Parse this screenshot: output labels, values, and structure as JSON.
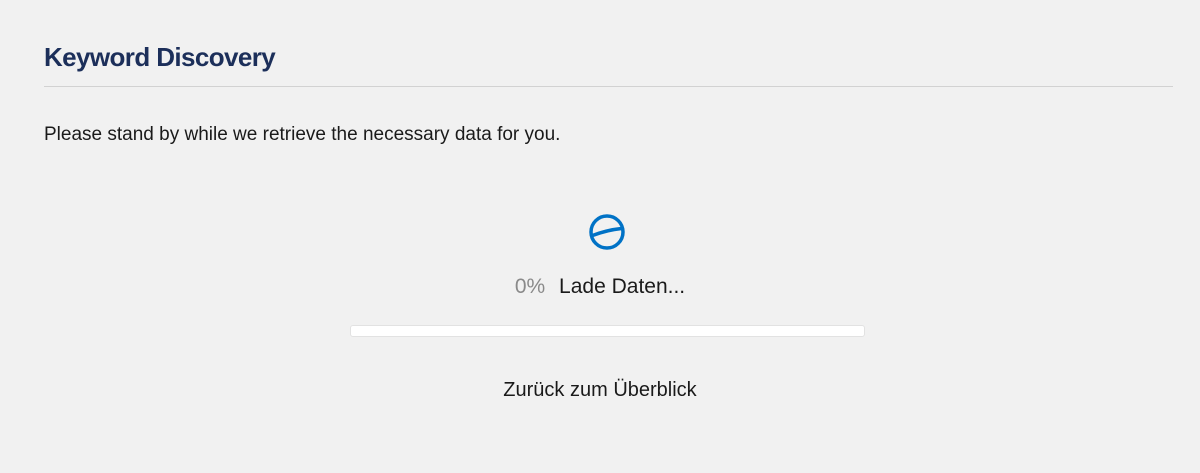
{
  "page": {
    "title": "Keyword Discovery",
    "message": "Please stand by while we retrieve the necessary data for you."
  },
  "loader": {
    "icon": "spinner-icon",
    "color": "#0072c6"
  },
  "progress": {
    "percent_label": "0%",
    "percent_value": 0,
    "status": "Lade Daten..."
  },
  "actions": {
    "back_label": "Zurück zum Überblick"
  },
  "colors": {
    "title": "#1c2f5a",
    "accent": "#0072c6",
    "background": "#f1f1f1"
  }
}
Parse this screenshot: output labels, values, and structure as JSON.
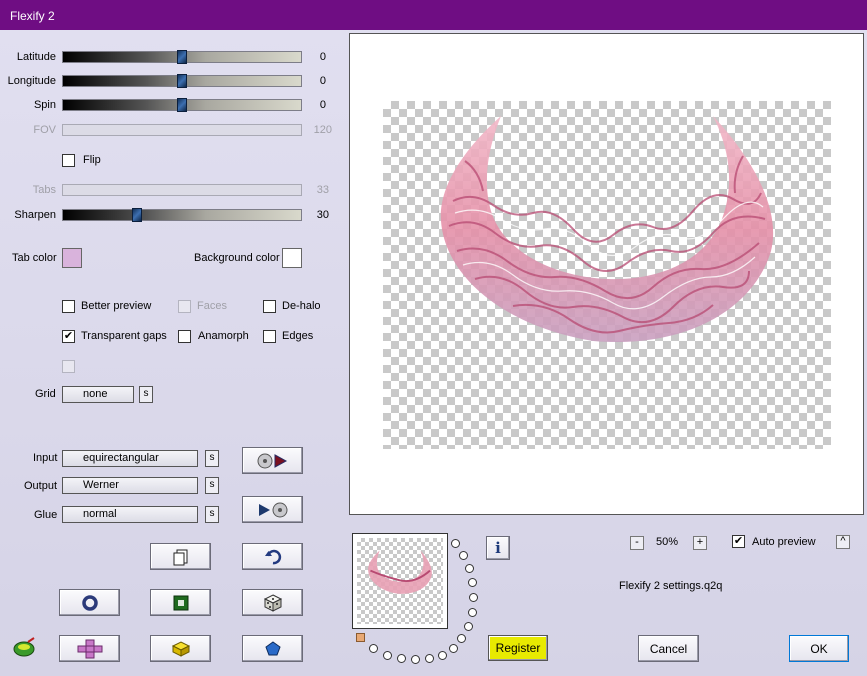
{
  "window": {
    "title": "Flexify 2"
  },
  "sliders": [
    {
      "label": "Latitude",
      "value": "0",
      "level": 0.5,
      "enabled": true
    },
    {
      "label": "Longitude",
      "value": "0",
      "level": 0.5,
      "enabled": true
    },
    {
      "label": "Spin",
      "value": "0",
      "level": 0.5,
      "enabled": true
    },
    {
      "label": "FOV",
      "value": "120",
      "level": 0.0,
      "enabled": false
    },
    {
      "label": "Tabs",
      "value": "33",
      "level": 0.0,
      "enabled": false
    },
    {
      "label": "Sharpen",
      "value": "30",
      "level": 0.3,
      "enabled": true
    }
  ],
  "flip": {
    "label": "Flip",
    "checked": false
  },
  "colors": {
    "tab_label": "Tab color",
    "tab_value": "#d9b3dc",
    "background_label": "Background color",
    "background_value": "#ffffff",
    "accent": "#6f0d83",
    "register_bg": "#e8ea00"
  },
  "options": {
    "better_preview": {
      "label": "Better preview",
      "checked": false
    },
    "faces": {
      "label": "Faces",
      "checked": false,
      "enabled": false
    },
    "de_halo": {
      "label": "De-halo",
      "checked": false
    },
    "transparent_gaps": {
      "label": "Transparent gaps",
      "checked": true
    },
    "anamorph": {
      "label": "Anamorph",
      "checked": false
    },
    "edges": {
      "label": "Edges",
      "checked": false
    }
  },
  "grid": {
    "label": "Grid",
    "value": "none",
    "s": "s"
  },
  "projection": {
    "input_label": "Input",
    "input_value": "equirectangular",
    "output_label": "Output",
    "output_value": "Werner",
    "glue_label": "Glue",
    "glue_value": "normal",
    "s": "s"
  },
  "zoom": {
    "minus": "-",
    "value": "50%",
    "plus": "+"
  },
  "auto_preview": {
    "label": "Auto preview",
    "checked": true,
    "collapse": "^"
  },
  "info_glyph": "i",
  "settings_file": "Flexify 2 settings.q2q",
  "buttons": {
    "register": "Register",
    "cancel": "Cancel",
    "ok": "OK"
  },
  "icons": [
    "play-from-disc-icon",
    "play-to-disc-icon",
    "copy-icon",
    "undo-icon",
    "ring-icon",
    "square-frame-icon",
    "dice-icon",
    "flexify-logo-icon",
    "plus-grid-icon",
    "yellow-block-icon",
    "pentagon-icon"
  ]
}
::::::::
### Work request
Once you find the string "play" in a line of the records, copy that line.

### Answer space
    "play-from-disc-icon",
    "play-to-disc-icon",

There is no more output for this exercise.